After years of seeing the gay world through a stereotyped lens, I began to see something more real because of all the changes taking place in the world around me regarding how gays were seen and portrayed in the news, on movies and TV. As my view of what it meant to be a gay man began to evolve, and the world around me rapidly was changing, my marriage seemed more and more claustrophobic. I told myself that I had made a life long commitment to my wife and family when I took my wedding vows. When I said forever, I meant forever. But inside I hoped for a way out.
Knowing in my heart that I was gay made it increasingly difficult to stay in my marriage. I could no longer hide behind the, ‘I’m probably bisexual’, the narrative I told myself for many years. Now, having come out of my marriage I am finding that I need to take a fresh look at my perspectives on marriage. I am realizing how narrow my own perspectives on marriage have been. Even though I left my marriage a year and a half ago, I am seeing that I still held on to the ‘I do forever’ view of marriage. While intellectually I have embraced different types of relationships I also see that emotionally I have held on to my much narrower view of the world. I am enjoying exploring how I see marriage and challenging myself on my long-held beliefs.
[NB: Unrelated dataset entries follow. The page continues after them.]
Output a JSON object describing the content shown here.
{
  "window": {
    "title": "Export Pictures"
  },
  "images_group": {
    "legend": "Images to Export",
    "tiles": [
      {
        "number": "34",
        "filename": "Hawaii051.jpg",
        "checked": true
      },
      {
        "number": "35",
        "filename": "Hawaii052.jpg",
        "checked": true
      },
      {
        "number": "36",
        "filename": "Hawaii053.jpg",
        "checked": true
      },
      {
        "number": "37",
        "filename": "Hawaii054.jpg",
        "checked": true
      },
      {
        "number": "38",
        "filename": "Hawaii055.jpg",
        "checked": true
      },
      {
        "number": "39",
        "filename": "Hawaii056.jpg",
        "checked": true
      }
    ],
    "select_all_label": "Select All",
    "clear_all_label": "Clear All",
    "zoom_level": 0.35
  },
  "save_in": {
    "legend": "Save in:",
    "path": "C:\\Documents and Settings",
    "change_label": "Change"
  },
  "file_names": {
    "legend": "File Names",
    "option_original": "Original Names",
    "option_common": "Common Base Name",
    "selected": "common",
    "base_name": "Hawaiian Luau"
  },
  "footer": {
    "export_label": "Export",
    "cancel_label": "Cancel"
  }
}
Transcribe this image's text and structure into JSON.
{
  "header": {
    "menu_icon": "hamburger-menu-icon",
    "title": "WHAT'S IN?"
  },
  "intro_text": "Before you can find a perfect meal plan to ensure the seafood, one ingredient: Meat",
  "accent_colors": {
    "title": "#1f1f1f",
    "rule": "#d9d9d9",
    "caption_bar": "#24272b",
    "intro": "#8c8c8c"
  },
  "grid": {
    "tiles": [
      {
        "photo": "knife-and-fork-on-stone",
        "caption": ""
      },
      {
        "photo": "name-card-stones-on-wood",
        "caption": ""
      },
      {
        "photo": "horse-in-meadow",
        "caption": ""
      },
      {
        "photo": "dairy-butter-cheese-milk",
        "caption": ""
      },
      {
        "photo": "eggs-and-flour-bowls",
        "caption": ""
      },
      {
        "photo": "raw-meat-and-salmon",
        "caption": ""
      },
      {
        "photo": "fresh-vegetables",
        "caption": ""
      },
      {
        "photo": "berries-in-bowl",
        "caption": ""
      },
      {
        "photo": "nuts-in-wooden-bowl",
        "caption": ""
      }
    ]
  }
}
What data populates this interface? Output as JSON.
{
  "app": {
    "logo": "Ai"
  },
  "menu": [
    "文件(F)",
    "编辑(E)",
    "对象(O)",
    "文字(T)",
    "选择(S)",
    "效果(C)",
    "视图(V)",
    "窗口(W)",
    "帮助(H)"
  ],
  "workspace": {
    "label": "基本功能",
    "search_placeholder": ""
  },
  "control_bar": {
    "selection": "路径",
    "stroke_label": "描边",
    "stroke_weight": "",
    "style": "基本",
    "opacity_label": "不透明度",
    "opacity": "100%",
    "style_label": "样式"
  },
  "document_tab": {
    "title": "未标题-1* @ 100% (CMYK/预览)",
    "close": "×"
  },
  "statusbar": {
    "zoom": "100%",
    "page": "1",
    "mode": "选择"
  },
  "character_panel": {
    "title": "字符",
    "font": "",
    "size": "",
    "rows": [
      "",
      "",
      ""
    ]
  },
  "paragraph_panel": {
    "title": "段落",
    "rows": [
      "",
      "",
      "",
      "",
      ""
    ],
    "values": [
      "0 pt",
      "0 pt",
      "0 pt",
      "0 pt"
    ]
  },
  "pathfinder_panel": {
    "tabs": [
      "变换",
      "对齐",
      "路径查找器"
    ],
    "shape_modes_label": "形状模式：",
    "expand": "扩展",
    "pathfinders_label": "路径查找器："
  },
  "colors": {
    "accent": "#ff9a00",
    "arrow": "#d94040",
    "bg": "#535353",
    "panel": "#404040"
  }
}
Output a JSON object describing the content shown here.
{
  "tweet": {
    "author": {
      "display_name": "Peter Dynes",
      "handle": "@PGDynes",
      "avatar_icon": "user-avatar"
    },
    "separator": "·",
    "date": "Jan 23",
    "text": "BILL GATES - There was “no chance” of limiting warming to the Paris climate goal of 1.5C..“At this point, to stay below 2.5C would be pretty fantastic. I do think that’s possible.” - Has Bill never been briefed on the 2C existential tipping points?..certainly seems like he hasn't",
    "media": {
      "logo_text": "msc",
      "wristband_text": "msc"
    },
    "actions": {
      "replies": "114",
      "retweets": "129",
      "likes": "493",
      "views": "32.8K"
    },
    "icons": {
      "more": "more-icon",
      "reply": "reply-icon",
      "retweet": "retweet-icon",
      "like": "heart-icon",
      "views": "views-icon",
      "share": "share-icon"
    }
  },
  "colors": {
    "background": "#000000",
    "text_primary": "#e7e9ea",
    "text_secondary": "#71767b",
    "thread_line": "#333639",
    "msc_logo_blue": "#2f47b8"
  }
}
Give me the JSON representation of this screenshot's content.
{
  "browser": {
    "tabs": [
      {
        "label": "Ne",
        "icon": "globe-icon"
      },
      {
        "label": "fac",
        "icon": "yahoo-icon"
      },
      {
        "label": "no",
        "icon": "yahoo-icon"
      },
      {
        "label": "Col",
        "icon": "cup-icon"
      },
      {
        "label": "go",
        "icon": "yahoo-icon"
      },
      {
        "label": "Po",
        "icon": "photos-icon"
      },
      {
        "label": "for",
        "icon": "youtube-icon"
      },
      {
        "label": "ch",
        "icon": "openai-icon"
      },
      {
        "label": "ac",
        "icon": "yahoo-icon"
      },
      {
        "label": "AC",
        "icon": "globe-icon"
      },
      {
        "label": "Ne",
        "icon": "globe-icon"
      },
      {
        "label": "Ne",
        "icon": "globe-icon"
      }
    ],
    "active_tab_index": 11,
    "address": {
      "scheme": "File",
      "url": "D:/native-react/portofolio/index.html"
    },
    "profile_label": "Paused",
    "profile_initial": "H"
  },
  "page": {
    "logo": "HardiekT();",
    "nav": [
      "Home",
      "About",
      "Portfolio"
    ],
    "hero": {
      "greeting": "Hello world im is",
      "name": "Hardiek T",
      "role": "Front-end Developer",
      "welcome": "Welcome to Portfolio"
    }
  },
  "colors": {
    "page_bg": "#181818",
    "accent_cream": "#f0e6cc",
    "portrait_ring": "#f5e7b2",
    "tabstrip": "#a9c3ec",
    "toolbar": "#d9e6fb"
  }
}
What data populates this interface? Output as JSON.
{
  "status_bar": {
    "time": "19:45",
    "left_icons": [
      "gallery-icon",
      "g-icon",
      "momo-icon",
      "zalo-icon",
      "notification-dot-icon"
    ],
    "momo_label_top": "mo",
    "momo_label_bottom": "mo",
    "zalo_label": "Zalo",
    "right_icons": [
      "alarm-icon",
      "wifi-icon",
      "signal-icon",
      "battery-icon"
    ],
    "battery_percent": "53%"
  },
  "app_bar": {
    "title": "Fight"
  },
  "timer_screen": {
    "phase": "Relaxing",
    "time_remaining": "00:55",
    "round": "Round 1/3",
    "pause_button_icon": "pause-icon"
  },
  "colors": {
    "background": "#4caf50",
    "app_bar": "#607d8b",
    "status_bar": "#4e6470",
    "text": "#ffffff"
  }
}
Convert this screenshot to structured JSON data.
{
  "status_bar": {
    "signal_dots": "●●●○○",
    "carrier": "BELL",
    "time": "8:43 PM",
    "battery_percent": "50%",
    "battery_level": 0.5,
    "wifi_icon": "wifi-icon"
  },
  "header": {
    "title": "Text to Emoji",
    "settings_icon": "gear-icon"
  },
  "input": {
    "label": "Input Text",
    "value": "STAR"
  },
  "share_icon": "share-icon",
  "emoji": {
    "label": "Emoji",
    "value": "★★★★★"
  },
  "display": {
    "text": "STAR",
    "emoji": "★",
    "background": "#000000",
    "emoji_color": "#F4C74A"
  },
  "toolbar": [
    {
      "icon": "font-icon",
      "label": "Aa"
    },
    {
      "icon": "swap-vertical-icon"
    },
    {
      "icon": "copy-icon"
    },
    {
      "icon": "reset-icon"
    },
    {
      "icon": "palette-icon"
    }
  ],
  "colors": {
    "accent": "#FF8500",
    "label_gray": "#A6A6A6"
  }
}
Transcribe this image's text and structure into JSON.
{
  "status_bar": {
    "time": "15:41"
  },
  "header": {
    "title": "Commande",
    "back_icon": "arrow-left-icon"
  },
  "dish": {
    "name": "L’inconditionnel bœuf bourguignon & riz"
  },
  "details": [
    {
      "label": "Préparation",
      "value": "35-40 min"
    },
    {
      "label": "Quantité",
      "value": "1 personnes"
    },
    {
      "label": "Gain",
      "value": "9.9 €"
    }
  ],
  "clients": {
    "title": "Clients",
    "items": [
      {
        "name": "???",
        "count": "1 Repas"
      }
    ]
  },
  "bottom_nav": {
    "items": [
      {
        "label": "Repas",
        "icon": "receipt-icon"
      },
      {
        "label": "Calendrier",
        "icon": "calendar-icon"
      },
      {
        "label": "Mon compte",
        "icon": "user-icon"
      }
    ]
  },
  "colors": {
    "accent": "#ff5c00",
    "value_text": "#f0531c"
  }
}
Through this essay, I wanted to explore how I have seen marriage and how that perspective is beginning to evolve.